Now we know what goes on behind closed doors when some corporate executives get together to discuss racial integration. A former employee has joined a $500 million class-action suit charging Texaco with racial discrimination [Philadelphia Inquirer, November, 1996].
The evidence we have heard so far is extremely compelling, which is why Texaco stock has plummeted to the tune of $800 million, why some groups are advocating a boycott of Texaco products, and why the lawsuit was settled already this weekend. The reason the evidence is so convincing is that a former employee secretly taped a meeting at which members of management were discussing their hiring practices. Among other things, the Texaco board used familiar racial slurs, ridiculed ethnic holidays like Hanukkah and Kwanzaa and discussed the necessity of destroying self-incriminating documents.
“Go and enjoy choice food and sweet drinks, and send some to those who have nothing prepared. This day is sacred to our Lord.”
Do you recognize that quotation? Who said it? Where is it found?
It sounds like something you might hear on Thanksgiving Day. “Go and enjoy choice food,” like turkey and stuffing, or potatoes and gravy, or cranberry sauce and pumpkin pie. “Go and enjoy. . . sweet drinks,” like apple cider and egg nog. “Send some to those who have nothing prepared,” like the homeless who have already come to this church for Thanksgiving Dinner. “This day is sacred to our Lord.” A day of thanksgiving is a sacred day, like this coming Thursday morning when we will meet here to praise the Lord.
Christmas will sound a little different in some churches this December. Earlier this year the Pilgrim Press published a new hymnal called The New Century Hymnal. It is intended to be a hymnal for the 21st century and it bears the endorsement of the United Church of Christ.
The New Century Hymnal is nearly a thousand pages long but it does not have room for the traditional Christmas carol “Good Christian Men, Rejoice.” Instead, the old carol sports a new title: “Good Christian Friends, Rejoice.” Is that a good change or a bad change?
Tonight I want to read you a story by J. B. Phillips called “The Angels’ Point of View” [in New Testament Christianity, pp. 15-19]. The story is a meditation on these two passages of Scripture:
In him was life, and that life was the light of men. . . The true light that gives light to every man was coming into the world (John 1:4, 9).
Concerning this salvation, the prophets. . . searched intently and with the greatest care, trying to find out the time and circumstances to which the Spirit of Christ in them was pointing when he predicted the sufferings of Christ and the glories that would follow. . . Even angels long to look into these things (1 Pet. 1:10-11, 12b).
How the Grinch Stole Christmas is my second favorite Christmas television special for children. My favorite, of course, is the Charlie Brown Christmas Special, which ends with Linus’s beautiful recitation of the second chapter of Luke.
The Grinch is a close runner-up because it sounds very much like the gospel.
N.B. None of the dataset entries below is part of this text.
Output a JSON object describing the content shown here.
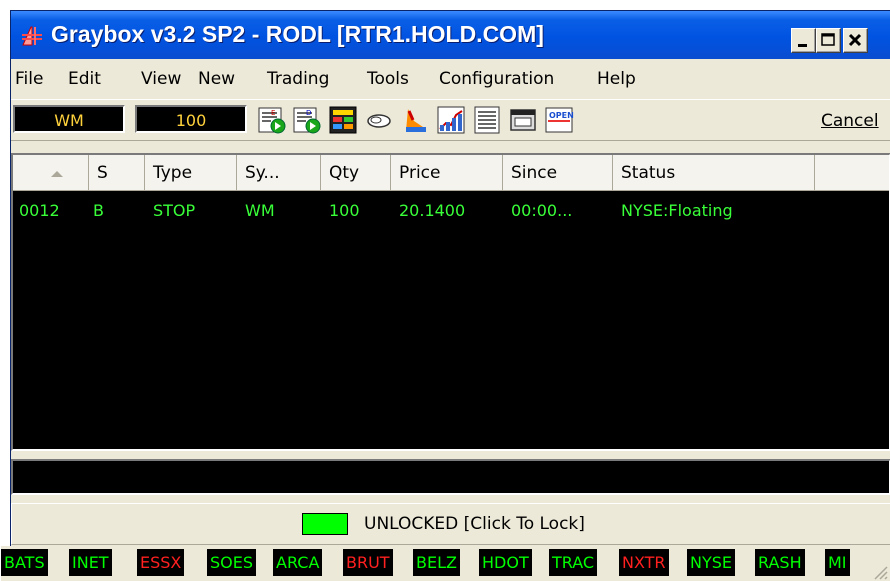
{
  "window": {
    "title": "Graybox v3.2 SP2 - RODL [RTR1.HOLD.COM]"
  },
  "menu": [
    "File",
    "Edit",
    "View",
    "New",
    "Trading",
    "Tools",
    "Configuration",
    "Help"
  ],
  "toolbar": {
    "symbol": "WM",
    "quantity": "100",
    "buttons": [
      "buy-order-icon",
      "sell-order-icon",
      "montage-icon",
      "handshake-icon",
      "alert-icon",
      "chart-icon",
      "list-icon",
      "window-icon",
      "open-icon"
    ],
    "open_label": "OPEN",
    "cancel_label": "Cancel"
  },
  "grid": {
    "headers": [
      "S",
      "Type",
      "Sy...",
      "Qty",
      "Price",
      "Since",
      "Status"
    ],
    "rows": [
      {
        "id": "0012",
        "side": "B",
        "type": "STOP",
        "symbol": "WM",
        "qty": "100",
        "price": "20.1400",
        "since": "00:00...",
        "status": "NYSE:Floating"
      }
    ]
  },
  "lock": {
    "label": "UNLOCKED [Click To Lock]",
    "color": "#00ff00"
  },
  "exchanges": [
    {
      "name": "BATS",
      "color": "#00ff00"
    },
    {
      "name": "INET",
      "color": "#00ff00"
    },
    {
      "name": "ESSX",
      "color": "#ff2020"
    },
    {
      "name": "SOES",
      "color": "#00ff00"
    },
    {
      "name": "ARCA",
      "color": "#00ff00"
    },
    {
      "name": "BRUT",
      "color": "#ff2020"
    },
    {
      "name": "BELZ",
      "color": "#00ff00"
    },
    {
      "name": "HDOT",
      "color": "#00ff00"
    },
    {
      "name": "TRAC",
      "color": "#00ff00"
    },
    {
      "name": "NXTR",
      "color": "#ff2020"
    },
    {
      "name": "NYSE",
      "color": "#00ff00"
    },
    {
      "name": "RASH",
      "color": "#00ff00"
    },
    {
      "name": "MI",
      "color": "#00ff00"
    }
  ]
}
For those of you who have not read or seen Dr. Seuss’s How the Grinch Stole Christmas [New York: Random House, 1957], the story goes like this:
When King David assembled his great army to defeat King Saul he was joined by 200 sons of Issachar, with all their relatives under their command. The Scripture says that the sons of Issachar were men who understood the times and knew what Israel should do (1 Chron. 12:32). Surely these men were among David’s most trusted advisors! Nothing is more valuable to a king than counselors who understand the times and know what to do.
A week ago we agreed that we wanted to become like the sons of Issachar who served in the army of King David. The Bible says they were men who understood the times and knew what Israel should do (1 Chron. 12:32).
How should we understand our own times, and what should we do about them? In our last Window on the World I tried to show that we are living in apostolic times. We face many of the same obstacles and opportunities faced by the New Testament church. The apostolic times were religious, international, immoral and dangerous times. Like the first Christians, we live in a global village marked by religious pluralism and moral indifference.
The Christians at Gilcomston South Church in Aberdeen, Scotland, know how to pray. Every Saturday night sixty or seventy of them gather in the church hall to spend two hours praying for the work of the gospel around the world. One Saturday night I heard a church leader pray against the rulers and dominions of spiritual darkness in the city of Aberdeen. He prayed against the principalities of corruption, and drinking, and gambling, and materialism, and prostitution. “And especially,” he continued, “that demon, sport.”
Several weeks ago a spokesman for the United States Department of Health commented on the health risks associated with women who have abortions. When questioned about the moral implications of his findings he declined to answer, saying, “We try to stay away from the emotional issue and to leave the interpretation to others” (Philadelphia Inquirer, 1/8/97, A1).